When she originally tried writing about her mom and brother, her agent came back with feedback. “She said they were boring characters because they're not doing anything for the plotline. They're supportive. They're there for Maddie. That was a major redraft where I was like, ‘OK, I'm going to make them caricatures of the people I know,’” she says.
From there, Maddie goes on her own journey, separate from George, navigating the unholy trinity of bad dates, bad bosses and bad roommates, not to mention grief and complicated family dynamics… and what it feels like when things start to turn around.
George says she always knew the central journey of the book was Maddie navigating the “split” between her personas: Maame, her family nickname’s nickname for her, and Maddie, her name.
“Maame means to be a woman or to be a mother in Twi, which is a Ghanaian dialect. I'm basically looking at the responsibilities that come with being given such a nickname and such a personality, before you even know what to do with it, before you're even old enough to say, this isn't the name I should have. This isn't the responsibility I should have. I shouldn't have to do everything that comes with being called ‘the woman’ or ‘the mother’ before I’ve become either one of them,” she says.
Jenna says of Maame, “She was a mother to her parents. Therefore, she never really got to explore who she is. To watch that journey unfold is really satisfying and fun,” Jenna says.
Like “Sam,” the last Read With Jenna pick, “Maame” is a coming-of-age story. Reflecting on the two “wildly different” journeys, Jenna says, “‘Maame’ a comedy with a lot of heart and depth — but it’s really, really funny. With ‘Sam,’ we're witnessing a girl grow up and losing some of that optimism, only to find it in herself again.”
George says she loves that her character is a “late bloomer.” When the novel opens, Madeline hasn’t had a romantic relationship or much of a personal life at all, for that matter. In the book, she goes through a series of firsts normally reserved for younger people.

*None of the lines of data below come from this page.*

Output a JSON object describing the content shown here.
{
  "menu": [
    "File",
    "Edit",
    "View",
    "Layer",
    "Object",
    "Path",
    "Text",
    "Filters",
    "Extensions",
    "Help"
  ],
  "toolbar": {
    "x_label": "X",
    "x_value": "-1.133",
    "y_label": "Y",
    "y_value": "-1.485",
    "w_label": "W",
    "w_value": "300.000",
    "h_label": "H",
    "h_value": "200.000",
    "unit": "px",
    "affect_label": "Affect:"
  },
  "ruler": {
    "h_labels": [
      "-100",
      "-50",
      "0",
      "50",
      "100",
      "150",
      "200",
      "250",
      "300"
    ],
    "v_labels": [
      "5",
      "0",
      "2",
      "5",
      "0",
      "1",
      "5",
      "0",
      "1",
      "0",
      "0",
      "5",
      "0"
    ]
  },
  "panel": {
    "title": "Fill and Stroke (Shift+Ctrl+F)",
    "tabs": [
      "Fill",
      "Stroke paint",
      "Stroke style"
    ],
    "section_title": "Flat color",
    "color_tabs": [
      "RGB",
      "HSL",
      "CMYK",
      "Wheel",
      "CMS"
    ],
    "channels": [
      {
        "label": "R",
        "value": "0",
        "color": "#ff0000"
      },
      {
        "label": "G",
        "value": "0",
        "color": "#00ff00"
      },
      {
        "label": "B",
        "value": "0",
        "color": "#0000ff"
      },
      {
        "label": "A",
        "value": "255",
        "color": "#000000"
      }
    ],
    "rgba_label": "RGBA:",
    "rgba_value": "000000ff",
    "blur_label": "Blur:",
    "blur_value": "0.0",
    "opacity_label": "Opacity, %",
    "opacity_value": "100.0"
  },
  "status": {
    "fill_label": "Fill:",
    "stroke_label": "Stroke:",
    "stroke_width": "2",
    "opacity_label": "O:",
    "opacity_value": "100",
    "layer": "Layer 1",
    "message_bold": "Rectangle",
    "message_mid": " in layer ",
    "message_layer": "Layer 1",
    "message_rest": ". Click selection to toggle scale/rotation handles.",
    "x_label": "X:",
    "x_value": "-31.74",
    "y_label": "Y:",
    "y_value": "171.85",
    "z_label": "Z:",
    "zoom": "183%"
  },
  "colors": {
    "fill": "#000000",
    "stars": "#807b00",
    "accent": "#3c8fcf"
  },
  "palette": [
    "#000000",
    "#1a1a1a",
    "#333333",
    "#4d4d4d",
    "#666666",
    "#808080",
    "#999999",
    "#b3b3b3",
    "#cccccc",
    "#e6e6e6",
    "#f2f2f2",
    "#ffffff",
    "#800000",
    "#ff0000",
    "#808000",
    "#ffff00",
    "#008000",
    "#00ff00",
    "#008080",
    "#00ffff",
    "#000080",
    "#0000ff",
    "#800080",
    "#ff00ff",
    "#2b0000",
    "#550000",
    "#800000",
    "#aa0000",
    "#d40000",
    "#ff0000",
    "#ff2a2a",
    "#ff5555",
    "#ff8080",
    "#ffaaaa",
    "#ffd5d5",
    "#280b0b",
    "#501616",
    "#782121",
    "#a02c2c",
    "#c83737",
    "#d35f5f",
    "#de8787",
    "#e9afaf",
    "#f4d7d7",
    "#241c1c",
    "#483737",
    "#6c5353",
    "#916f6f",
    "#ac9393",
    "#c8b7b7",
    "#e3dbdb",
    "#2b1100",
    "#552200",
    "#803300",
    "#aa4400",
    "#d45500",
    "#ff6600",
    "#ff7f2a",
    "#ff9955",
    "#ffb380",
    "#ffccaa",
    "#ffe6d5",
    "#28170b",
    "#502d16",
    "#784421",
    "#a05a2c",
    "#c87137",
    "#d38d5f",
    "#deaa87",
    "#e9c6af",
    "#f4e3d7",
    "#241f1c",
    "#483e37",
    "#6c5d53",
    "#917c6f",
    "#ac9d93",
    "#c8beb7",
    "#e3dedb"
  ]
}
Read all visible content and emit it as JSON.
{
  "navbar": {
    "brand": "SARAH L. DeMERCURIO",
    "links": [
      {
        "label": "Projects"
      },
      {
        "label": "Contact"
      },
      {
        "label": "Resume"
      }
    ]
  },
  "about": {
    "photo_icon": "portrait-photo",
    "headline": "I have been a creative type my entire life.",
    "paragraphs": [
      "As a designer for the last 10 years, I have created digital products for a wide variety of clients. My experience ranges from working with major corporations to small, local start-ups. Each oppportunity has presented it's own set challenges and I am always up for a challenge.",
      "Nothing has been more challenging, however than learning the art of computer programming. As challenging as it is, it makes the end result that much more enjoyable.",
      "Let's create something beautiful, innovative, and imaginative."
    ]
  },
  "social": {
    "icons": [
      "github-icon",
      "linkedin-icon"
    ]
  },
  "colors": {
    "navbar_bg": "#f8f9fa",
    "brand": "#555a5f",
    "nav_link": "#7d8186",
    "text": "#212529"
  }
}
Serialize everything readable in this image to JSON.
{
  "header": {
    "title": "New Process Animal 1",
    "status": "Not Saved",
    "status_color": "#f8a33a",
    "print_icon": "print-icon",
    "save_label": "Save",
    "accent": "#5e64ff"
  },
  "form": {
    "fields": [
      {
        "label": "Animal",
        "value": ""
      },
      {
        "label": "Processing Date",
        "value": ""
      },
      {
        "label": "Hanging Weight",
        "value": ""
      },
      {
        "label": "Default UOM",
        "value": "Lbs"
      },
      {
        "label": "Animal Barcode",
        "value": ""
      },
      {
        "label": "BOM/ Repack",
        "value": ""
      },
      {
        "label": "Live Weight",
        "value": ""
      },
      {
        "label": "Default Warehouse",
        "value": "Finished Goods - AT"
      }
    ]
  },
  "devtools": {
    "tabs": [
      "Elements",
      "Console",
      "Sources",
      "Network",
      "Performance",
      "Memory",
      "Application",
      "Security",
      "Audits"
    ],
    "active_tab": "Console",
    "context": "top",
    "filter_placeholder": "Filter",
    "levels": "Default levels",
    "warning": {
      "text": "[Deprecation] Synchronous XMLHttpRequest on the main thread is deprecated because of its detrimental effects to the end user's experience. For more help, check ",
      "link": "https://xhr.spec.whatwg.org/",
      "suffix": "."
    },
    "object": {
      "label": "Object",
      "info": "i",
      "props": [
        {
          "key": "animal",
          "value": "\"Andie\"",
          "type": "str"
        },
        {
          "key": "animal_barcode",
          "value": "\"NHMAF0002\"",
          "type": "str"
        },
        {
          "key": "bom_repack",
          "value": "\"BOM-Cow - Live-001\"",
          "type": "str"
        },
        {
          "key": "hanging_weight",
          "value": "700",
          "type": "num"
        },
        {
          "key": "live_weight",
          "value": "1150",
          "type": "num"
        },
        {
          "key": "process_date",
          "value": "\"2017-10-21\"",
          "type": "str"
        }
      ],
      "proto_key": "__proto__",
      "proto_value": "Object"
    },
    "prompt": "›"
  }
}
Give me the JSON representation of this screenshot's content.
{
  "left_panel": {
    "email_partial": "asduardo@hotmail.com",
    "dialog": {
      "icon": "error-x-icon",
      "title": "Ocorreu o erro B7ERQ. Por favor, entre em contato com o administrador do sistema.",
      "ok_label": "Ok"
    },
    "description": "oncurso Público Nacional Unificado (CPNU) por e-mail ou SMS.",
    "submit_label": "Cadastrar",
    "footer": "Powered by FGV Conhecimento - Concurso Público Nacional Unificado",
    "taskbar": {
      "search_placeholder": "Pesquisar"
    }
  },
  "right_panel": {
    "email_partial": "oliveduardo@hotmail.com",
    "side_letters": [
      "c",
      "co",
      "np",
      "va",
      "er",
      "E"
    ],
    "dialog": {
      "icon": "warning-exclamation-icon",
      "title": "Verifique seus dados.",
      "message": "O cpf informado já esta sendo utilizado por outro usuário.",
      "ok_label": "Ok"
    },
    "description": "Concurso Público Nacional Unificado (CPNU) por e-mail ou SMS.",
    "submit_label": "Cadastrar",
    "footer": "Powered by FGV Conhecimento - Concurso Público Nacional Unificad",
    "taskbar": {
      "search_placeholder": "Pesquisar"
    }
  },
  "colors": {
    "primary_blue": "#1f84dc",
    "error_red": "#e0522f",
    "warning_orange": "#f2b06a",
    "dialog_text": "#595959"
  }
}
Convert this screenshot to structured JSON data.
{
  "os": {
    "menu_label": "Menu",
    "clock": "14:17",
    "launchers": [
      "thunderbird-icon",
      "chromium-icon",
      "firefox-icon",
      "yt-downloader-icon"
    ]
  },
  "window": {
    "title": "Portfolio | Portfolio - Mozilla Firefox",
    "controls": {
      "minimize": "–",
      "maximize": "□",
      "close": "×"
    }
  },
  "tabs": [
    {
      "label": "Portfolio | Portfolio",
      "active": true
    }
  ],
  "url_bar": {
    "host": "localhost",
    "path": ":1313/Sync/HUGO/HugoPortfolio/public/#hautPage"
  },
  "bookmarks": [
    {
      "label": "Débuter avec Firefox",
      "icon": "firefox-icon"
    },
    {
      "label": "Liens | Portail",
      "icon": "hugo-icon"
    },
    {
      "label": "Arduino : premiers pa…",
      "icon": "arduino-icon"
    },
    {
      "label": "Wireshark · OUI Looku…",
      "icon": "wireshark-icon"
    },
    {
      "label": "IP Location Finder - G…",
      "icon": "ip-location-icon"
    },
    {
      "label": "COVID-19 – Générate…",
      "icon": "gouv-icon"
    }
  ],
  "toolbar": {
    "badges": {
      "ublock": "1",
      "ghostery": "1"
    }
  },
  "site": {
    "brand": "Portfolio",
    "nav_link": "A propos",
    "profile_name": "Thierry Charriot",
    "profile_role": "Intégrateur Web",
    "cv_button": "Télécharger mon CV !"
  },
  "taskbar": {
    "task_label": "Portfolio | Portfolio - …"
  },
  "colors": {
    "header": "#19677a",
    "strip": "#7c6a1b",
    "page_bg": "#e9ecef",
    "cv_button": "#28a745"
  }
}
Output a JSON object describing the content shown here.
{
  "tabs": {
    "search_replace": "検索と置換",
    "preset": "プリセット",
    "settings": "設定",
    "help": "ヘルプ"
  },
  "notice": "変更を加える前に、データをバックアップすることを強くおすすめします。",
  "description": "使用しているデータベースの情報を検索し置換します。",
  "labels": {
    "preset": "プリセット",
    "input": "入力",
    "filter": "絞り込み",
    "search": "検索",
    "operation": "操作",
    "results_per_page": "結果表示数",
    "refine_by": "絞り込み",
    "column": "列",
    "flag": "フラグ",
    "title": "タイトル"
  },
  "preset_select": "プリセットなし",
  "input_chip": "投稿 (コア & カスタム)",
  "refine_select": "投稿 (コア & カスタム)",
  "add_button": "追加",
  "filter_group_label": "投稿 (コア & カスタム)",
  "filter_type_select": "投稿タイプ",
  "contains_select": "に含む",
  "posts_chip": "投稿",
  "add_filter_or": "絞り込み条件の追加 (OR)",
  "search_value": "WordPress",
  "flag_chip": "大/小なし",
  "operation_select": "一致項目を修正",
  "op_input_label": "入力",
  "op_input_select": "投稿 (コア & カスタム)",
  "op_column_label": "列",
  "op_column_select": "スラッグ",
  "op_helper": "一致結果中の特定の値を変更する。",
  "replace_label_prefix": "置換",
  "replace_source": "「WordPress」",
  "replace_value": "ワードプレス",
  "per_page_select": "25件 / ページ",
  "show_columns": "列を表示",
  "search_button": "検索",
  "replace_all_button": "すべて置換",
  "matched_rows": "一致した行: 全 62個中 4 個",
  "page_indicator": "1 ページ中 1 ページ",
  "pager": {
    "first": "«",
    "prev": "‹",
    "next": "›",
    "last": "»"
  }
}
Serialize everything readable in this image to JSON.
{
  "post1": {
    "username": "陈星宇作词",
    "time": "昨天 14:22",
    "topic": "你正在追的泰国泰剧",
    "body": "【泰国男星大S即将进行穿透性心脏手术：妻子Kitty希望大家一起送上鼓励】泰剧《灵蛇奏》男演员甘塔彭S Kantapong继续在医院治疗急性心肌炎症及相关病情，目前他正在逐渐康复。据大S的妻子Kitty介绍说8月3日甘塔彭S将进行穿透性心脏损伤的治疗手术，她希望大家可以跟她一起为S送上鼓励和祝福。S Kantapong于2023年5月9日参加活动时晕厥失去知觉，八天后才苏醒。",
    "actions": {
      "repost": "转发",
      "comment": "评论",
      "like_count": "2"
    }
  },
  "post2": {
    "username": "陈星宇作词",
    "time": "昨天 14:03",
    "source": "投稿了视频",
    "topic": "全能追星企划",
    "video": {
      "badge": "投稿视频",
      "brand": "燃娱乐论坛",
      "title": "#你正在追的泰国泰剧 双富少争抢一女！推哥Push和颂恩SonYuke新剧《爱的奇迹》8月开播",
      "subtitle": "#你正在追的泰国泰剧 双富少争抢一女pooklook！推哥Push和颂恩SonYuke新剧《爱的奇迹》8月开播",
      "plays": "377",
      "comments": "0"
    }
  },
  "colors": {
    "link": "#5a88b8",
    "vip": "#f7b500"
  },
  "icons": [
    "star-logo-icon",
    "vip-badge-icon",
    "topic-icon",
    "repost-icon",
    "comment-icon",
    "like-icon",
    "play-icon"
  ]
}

“That's not something I'd read before. If I did manage to read about a character in their 20s, it was very early 20s. They’d had their boyfriends and had moved out already. This is an unusual space for someone like Maddie: Her first real job, being fired from her first real job, first date. I've usually heard from younger storytellers. So it was nice to have a protagonist who's nearing 30 when she’s doing all these things for the first time,” George says.
As for whether her family has read the book they partially inspired?
“They've read snippets. They're not big readers, which is funny, because I’m the biggest reader they know,” George says.